== Segment start ==

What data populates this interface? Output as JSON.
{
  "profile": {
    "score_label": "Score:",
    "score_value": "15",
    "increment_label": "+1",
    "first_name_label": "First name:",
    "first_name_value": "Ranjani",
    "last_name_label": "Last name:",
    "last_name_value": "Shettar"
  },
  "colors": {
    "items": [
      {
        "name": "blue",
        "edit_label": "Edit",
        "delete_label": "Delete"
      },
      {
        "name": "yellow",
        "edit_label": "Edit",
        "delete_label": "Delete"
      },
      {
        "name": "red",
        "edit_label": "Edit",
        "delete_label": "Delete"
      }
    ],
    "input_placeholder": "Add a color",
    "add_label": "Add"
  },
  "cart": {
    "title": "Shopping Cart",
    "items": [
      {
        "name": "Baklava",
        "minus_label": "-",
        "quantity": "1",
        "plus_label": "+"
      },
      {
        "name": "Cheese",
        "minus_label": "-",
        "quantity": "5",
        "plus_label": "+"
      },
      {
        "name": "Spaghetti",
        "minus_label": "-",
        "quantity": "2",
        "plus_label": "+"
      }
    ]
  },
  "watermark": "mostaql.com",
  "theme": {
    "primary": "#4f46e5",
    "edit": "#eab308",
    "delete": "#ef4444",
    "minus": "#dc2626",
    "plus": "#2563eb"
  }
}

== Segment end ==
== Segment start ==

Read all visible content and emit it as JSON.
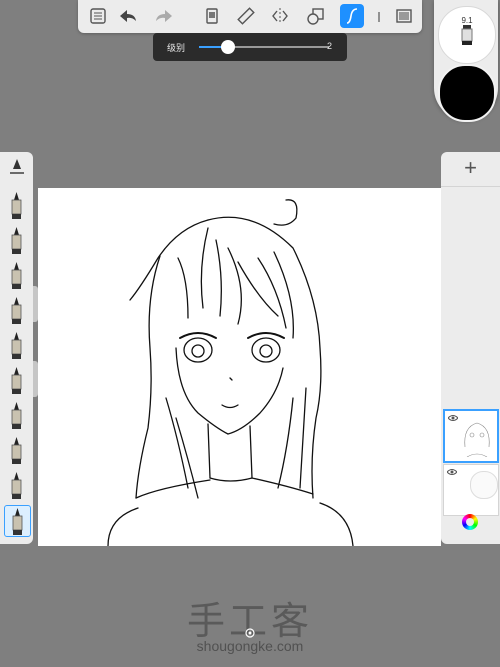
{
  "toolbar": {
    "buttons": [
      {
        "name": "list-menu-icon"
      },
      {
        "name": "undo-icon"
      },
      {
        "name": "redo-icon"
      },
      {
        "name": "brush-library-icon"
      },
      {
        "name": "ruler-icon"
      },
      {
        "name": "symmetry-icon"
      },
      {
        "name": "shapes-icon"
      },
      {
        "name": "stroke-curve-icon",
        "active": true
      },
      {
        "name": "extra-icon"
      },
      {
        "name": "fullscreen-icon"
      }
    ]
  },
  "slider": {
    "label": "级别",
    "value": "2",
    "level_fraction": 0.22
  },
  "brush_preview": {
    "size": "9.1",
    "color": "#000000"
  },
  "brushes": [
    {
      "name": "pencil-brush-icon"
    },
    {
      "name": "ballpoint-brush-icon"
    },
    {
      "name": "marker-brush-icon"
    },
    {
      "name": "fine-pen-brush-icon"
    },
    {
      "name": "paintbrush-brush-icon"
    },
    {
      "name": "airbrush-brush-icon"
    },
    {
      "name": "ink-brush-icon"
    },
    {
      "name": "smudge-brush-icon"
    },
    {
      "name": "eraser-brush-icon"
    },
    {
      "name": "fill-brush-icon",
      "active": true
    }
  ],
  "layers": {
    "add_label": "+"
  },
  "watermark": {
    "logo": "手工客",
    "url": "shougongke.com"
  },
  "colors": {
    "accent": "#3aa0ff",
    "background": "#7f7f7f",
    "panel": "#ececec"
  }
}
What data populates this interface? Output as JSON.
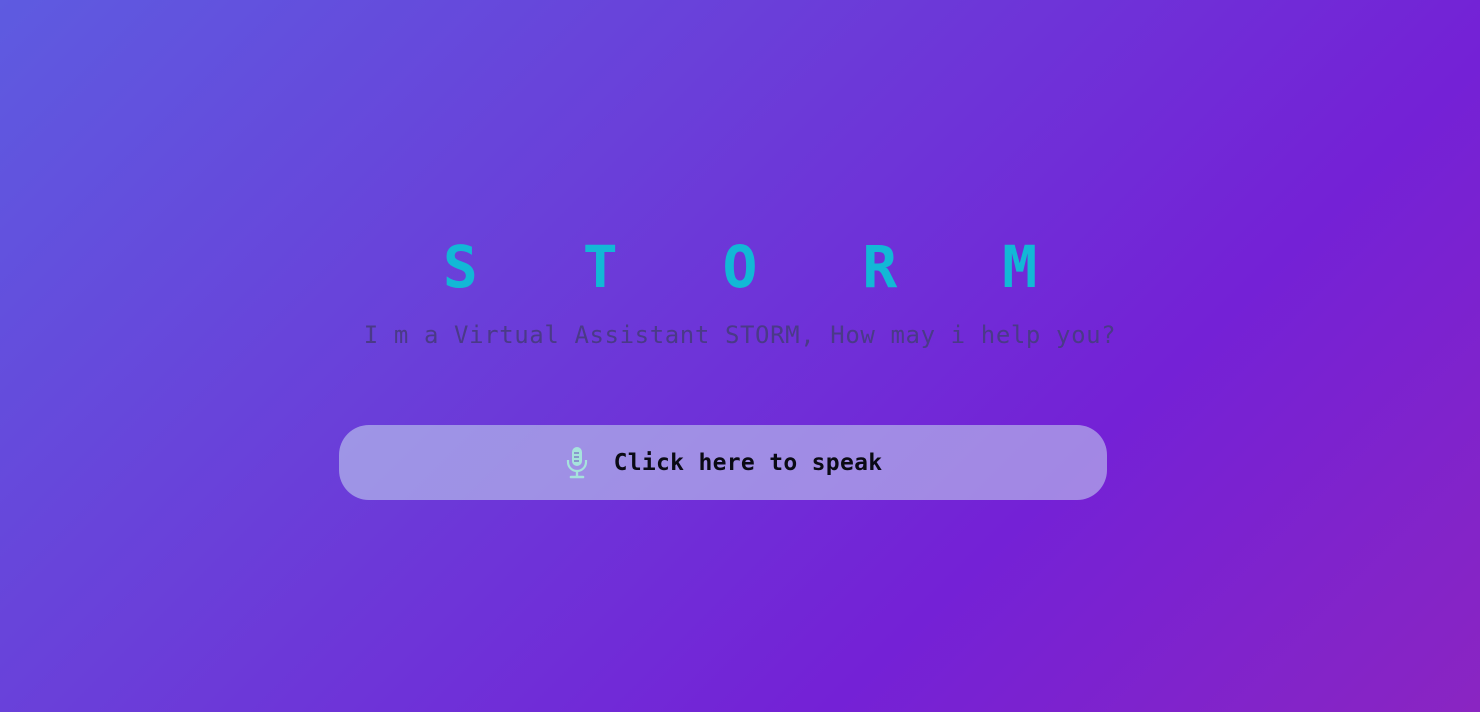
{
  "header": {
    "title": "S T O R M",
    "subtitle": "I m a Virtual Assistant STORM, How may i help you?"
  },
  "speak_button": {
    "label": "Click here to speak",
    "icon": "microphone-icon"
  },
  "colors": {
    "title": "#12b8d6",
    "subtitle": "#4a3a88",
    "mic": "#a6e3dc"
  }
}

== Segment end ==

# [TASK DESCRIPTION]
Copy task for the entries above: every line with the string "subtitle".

# [WRITTEN ANSWER]
    "subtitle": "I m a Virtual Assistant STORM, How may i help you?"
    "subtitle": "#4a3a88",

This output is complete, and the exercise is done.